[REQUIREMENT]
Among the lines of the records below, count those with the word "androidx". Reply with that number alone.

[PROVIDED RECORDS]
---+---

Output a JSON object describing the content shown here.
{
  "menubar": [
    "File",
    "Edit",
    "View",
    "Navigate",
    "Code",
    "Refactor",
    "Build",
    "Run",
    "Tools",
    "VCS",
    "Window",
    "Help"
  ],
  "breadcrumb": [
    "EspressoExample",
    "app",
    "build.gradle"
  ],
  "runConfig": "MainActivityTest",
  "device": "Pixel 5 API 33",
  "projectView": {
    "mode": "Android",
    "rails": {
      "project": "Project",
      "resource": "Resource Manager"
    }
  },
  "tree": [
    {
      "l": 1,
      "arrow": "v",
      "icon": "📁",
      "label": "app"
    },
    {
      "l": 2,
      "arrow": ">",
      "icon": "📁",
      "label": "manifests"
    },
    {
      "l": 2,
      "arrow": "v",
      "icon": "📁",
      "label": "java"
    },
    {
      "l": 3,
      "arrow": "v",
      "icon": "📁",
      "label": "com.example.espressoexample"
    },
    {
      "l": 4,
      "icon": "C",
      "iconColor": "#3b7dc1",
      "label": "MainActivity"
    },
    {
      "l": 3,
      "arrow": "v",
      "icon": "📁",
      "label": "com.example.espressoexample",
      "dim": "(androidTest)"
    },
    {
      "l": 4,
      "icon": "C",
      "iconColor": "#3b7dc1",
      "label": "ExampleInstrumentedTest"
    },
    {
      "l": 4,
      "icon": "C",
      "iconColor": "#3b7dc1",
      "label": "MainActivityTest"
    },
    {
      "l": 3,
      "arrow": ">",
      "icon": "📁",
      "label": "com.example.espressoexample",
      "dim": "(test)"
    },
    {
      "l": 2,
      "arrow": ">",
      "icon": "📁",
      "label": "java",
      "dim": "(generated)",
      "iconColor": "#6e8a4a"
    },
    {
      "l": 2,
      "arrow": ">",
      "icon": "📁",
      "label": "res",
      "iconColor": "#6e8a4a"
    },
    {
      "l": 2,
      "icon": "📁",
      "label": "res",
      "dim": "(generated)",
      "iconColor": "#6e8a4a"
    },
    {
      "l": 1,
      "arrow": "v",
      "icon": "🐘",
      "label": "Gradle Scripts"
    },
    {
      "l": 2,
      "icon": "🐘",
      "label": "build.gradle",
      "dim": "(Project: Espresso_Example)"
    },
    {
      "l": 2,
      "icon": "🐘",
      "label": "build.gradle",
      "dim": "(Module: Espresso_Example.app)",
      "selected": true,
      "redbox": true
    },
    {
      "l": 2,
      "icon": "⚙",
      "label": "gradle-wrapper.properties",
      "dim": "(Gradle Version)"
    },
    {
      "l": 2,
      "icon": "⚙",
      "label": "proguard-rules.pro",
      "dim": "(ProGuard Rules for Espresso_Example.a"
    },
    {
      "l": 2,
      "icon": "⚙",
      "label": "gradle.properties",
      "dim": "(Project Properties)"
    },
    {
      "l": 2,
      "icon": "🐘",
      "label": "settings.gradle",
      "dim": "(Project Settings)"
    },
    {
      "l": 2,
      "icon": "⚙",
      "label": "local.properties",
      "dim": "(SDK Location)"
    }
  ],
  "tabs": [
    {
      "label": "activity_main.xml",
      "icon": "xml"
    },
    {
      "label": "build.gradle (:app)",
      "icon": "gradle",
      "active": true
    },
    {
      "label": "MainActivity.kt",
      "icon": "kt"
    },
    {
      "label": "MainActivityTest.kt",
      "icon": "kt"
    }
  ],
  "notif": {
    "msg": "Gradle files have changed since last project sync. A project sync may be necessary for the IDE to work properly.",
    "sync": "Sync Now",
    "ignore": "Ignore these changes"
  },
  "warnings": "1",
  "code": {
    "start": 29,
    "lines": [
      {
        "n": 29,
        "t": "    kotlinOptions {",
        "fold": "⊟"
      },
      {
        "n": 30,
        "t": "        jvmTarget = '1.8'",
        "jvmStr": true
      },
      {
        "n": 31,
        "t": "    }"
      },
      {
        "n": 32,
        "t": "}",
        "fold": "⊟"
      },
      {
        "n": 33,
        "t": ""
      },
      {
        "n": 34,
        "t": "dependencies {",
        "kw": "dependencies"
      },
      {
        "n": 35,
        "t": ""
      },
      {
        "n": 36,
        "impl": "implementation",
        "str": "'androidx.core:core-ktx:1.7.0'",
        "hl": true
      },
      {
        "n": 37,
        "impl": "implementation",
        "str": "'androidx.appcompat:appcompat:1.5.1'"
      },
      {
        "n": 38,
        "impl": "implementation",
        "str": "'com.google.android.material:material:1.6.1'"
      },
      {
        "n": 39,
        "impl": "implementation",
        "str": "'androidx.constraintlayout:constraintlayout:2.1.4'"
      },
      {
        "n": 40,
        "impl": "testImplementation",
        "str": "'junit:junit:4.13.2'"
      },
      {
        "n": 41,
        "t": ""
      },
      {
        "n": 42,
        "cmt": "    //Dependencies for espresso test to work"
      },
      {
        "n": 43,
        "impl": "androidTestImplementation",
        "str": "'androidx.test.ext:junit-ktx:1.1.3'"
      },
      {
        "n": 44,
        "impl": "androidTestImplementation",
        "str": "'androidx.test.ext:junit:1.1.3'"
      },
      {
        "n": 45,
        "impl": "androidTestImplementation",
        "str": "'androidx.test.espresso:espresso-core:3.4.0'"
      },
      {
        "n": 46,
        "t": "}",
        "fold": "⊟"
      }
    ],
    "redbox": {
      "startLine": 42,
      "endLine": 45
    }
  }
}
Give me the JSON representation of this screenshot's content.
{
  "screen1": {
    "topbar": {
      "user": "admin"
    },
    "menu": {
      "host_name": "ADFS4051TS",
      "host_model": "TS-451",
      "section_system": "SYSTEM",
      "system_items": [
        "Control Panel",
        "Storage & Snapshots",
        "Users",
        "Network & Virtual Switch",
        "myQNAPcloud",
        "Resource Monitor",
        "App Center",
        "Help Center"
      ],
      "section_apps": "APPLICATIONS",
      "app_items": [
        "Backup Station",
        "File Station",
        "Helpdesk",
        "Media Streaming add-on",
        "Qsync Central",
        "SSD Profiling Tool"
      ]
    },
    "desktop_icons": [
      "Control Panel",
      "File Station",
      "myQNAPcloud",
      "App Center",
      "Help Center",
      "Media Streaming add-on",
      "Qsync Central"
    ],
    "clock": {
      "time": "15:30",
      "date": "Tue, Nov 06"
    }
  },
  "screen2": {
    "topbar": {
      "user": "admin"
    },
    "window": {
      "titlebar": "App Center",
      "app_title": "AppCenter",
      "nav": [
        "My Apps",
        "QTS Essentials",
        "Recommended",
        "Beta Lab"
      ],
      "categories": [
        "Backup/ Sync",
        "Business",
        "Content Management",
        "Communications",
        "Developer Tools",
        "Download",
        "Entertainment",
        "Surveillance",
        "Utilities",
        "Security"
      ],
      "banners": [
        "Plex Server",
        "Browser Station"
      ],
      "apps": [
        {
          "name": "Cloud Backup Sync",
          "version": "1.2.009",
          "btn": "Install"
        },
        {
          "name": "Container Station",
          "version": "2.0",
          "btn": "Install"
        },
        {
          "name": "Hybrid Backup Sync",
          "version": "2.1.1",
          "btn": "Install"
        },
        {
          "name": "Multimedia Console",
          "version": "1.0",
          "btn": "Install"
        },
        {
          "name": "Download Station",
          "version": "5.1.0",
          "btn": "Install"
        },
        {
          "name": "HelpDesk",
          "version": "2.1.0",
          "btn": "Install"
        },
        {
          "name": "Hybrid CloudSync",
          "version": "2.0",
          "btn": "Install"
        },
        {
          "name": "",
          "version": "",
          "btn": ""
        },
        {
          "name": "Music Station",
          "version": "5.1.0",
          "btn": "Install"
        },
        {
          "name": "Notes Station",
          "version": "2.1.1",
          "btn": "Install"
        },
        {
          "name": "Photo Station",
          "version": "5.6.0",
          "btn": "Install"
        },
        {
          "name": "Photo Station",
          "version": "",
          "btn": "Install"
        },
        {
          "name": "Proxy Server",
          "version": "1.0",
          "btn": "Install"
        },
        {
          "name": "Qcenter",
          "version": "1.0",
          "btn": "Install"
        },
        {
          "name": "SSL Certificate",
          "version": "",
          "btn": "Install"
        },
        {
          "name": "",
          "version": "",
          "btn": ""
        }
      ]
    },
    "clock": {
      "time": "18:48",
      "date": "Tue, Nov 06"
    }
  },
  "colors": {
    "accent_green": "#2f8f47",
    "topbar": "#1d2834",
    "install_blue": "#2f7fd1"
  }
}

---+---

[WORKED SOLUTION]
6